The capacity to analyze proteins/complexes directly from cellular environments by native MS would be the ultimate analytical goal for the field. As progress is made toward that ambitious goal, there is a suite of smaller technical and technological advancements that could be integrated with and utilized for native MS based analytics, such as more automated liquid handling capabilities and improved analytical software allowing streamlining of the analysis of complexes. Altogether, scientists will continue to address bottlenecks throughout the overall analytical protocol, from sample extraction and preparation to data processing and interpretation.
Granting a simple wish: to analyze large protein complexes with confidence
For a long time, obtaining information on many molecular features and interactions between proteins and endogenous ligands remained somewhat out of reach. However, significant efforts have been directed at advancing native MS techniques to overcome previous limitations of protein complex analysis. Modern native MS technology can benefit biopharmaceutical research and drug discovery by providing an enriched and high-resolution view of biological systems, which can be followed up with other complementary structural biology techniques, if needed.
High resolution data related to membrane protein–ligand interactions can now be readily obtained to determine the physiological pathways mediated by the respective interactions, providing a better chance of finding successful drug candidates. Native MS continues to advance, providing value in the context of protein purification, binding quantification and biotherapeutic characterization, and stands as a worthy choice should you encounter a genie in your analytical laboratory, or simply be open to an MS upgrade.

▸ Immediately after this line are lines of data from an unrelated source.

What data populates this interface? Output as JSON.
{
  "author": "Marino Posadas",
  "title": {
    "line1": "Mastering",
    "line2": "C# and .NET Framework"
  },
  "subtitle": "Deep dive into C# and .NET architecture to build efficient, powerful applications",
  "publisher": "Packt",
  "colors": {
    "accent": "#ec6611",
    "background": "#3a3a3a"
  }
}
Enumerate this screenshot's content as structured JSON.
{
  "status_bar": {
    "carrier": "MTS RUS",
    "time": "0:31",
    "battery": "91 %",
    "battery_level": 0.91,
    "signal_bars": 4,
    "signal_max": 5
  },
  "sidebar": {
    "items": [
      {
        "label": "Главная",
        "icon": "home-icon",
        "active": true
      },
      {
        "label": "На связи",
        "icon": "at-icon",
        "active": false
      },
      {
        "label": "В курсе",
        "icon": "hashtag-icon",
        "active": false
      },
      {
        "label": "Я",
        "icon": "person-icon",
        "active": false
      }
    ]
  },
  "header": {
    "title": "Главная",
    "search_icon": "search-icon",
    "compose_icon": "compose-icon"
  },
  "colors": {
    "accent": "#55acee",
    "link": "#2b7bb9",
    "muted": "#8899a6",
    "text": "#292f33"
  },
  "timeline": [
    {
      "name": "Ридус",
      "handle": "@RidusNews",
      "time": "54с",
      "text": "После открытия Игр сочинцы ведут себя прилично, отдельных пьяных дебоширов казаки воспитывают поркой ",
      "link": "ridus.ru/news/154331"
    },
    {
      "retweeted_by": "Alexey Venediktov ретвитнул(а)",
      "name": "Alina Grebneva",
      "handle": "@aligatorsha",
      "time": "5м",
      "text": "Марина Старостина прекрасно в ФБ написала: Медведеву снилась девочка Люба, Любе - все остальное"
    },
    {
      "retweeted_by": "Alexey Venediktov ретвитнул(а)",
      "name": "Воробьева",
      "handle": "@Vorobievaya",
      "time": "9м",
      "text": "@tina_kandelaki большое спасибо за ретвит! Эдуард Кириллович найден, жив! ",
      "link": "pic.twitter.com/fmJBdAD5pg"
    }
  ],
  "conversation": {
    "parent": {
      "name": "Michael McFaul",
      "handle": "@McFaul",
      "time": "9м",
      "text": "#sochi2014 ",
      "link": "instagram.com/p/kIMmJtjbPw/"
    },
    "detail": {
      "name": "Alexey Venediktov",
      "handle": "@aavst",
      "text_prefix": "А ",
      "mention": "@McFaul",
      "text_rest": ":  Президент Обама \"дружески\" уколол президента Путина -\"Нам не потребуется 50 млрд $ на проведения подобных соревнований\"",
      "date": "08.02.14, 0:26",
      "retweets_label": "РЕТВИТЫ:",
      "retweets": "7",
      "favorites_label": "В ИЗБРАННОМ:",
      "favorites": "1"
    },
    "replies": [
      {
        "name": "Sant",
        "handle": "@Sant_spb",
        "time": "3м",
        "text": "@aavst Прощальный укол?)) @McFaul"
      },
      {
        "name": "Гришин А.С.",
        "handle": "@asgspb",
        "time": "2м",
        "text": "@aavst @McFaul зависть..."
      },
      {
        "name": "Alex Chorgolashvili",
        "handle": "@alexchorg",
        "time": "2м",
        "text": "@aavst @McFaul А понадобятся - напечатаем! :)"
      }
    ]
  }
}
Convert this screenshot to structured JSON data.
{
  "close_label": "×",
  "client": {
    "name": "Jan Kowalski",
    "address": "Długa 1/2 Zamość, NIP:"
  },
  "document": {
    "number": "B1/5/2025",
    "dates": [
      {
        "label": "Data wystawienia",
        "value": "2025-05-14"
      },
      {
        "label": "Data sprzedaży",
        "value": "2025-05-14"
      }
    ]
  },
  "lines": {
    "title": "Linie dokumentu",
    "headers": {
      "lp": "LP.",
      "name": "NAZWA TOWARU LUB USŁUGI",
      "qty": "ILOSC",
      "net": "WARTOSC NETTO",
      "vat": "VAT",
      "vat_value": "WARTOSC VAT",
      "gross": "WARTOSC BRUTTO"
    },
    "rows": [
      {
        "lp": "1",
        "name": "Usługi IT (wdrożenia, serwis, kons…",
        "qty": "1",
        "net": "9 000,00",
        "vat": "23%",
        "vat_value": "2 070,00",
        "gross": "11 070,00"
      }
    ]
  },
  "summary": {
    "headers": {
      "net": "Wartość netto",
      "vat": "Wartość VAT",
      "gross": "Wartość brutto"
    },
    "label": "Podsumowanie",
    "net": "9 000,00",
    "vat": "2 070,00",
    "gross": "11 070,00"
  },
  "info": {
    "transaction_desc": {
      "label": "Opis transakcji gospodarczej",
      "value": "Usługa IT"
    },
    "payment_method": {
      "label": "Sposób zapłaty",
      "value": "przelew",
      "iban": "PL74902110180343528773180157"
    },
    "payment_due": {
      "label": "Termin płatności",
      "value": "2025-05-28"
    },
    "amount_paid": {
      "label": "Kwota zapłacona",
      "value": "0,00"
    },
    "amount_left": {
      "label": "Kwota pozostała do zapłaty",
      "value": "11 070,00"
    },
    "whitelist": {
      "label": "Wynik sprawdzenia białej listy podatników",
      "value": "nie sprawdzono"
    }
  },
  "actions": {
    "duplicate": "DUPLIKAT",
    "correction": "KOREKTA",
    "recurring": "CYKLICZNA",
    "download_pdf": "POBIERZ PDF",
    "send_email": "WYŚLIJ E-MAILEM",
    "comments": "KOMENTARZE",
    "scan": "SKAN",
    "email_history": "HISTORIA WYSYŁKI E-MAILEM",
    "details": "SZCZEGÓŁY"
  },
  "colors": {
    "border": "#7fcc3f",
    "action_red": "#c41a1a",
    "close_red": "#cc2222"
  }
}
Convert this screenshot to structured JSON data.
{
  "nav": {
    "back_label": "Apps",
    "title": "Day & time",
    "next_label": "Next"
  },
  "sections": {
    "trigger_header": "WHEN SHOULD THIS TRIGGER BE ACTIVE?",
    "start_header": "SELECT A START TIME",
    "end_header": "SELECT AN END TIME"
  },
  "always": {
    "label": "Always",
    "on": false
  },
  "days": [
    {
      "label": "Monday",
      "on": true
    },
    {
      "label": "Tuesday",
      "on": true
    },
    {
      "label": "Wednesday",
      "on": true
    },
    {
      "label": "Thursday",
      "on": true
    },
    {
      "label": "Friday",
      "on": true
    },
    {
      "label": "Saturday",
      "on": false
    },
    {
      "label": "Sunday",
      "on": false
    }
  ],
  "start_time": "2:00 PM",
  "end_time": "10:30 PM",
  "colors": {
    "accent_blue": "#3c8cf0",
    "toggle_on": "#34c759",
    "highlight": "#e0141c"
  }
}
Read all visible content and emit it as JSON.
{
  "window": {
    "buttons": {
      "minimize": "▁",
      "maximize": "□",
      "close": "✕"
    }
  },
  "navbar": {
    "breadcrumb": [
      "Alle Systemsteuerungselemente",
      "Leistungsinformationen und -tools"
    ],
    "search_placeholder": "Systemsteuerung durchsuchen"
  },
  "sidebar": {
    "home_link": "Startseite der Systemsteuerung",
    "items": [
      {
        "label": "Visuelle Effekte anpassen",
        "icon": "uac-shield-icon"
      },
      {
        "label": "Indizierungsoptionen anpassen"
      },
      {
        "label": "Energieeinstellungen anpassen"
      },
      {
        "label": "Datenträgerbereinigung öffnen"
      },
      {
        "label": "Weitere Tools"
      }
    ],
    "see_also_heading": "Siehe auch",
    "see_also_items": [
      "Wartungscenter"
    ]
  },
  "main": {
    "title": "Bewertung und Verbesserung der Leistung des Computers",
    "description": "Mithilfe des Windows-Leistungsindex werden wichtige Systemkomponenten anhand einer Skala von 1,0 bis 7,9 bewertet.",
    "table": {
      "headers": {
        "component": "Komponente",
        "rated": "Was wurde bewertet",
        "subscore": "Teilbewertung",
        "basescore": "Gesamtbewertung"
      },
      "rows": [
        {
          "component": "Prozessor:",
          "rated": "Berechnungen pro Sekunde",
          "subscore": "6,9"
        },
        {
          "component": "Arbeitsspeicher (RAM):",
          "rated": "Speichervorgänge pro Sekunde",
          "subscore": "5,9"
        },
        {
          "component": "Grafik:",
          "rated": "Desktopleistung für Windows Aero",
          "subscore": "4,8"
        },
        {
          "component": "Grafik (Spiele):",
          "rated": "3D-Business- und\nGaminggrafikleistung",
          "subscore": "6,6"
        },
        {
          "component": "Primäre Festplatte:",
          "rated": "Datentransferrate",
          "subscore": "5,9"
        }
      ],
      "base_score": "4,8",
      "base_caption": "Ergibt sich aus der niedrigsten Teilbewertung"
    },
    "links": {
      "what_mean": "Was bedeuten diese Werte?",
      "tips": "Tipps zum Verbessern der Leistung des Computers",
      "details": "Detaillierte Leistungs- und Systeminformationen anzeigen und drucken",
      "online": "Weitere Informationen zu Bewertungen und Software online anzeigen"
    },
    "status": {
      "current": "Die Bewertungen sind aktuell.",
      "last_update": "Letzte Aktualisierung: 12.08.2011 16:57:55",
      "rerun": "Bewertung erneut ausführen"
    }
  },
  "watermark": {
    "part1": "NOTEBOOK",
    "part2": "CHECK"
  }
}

Dr Krisztina Radi, Pharma & Biopharma Vertical Marketing Manager, Chromatography & Mass Spectrometry, Thermo Fisher Scientific
Dr Ali Jazayeri, Chief Scientific Officer, OMass Therapeutics